» TASK TO CARRY OUT:
Within the listing below, locate all lines containing the word "April". Copy each one.

BEGIN

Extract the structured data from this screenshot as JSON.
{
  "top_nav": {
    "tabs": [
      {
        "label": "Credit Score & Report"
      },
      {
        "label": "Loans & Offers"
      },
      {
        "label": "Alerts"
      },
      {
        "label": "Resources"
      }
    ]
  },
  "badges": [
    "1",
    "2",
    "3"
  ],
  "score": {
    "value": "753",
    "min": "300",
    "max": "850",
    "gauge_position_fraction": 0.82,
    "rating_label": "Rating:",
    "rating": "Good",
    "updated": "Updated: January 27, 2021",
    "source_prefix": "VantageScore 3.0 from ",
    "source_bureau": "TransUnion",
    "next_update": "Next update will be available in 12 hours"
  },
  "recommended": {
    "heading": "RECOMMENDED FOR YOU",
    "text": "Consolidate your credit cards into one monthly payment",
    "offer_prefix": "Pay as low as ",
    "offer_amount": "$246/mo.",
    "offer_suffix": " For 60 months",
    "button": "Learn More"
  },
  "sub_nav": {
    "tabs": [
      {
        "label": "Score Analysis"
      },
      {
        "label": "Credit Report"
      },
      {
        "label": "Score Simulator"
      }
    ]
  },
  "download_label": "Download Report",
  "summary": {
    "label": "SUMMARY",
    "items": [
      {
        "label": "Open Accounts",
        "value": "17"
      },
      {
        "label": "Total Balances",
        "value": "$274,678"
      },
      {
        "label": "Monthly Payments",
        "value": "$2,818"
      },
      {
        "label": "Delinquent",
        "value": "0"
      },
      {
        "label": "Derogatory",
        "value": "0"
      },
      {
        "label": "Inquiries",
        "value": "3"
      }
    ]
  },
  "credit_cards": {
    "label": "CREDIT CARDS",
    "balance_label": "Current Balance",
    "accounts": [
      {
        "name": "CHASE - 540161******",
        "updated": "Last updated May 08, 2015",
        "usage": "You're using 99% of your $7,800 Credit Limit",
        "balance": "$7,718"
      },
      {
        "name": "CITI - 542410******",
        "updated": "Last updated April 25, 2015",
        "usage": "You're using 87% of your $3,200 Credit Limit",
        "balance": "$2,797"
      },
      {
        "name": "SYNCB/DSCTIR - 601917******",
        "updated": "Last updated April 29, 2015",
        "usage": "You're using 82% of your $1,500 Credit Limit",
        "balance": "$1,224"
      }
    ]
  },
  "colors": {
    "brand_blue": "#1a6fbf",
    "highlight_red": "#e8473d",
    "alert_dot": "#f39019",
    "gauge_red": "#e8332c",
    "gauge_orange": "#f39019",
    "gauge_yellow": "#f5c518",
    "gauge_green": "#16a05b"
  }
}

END

» ANSWER AREA:
        "updated": "Last updated April 25, 2015",
        "updated": "Last updated April 29, 2015",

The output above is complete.